La suggestion de Trump selon laquelle un mur frontalier permettrait d'endiguer la marée de drogues ne résiste pas à un examen minutieux. Pour en savoir plus, en anglais, veuillez lire les informations ci-dessous.


The partial government shutdown is now in its 21st day, with efforts to reopen stymied by Democrats' and Republicans' disagreement over whether to allot $5.7 billion to the construction of physical barriers at the United States–Mexico border. Among President Donald Trump's explanations for a wall: It will slow the flow of drugs into the U.S. and prevent some of the tens of thousands of overdose deaths the country suffers every year.

But is a wall really an effective defense against the drug trade?

Reporting from Pacific Standard and other organizations suggests no. As Trump correctly suggests, Mexico is the immediate previous stop for most of the illicit drugs that enter America.
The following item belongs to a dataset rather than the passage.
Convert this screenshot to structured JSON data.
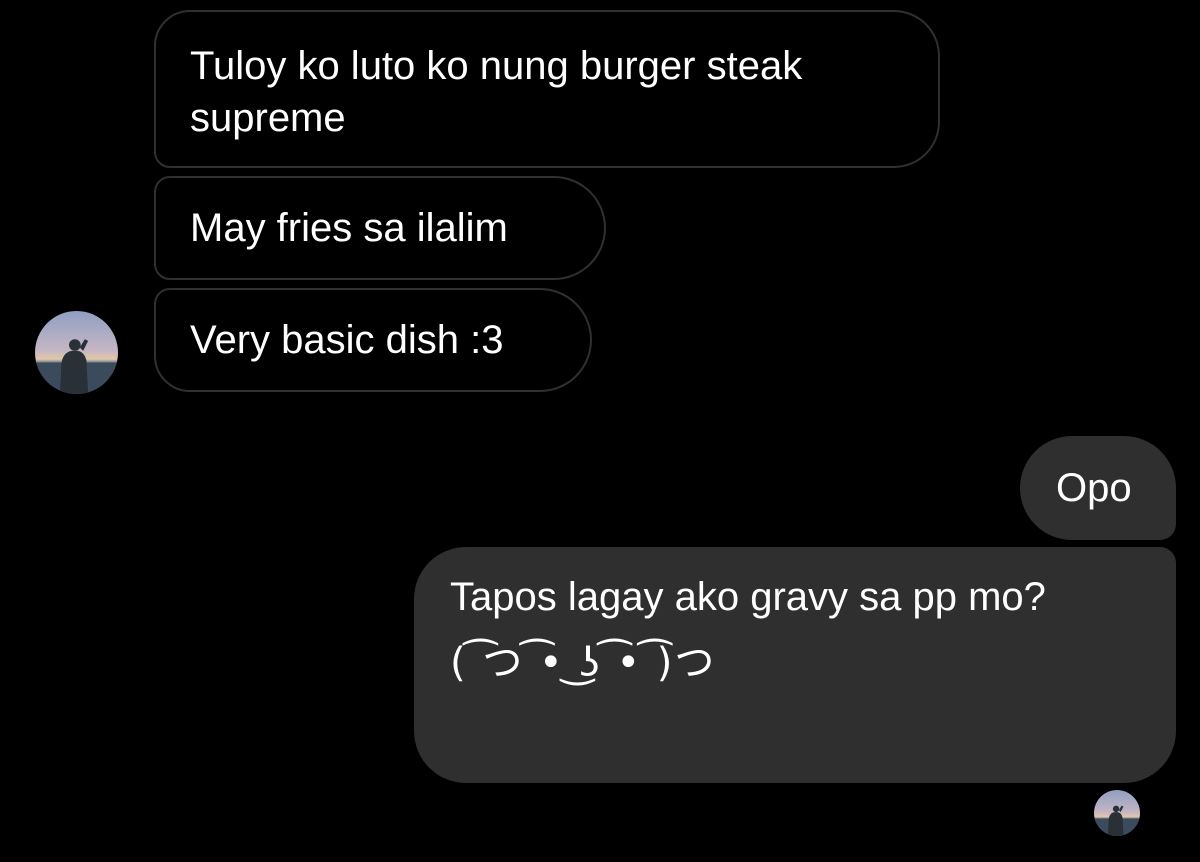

But traffickers don't tend to send their products over the border along the places where Trump would build a wall, as Pacific Standard's Jack Herrera previously reported.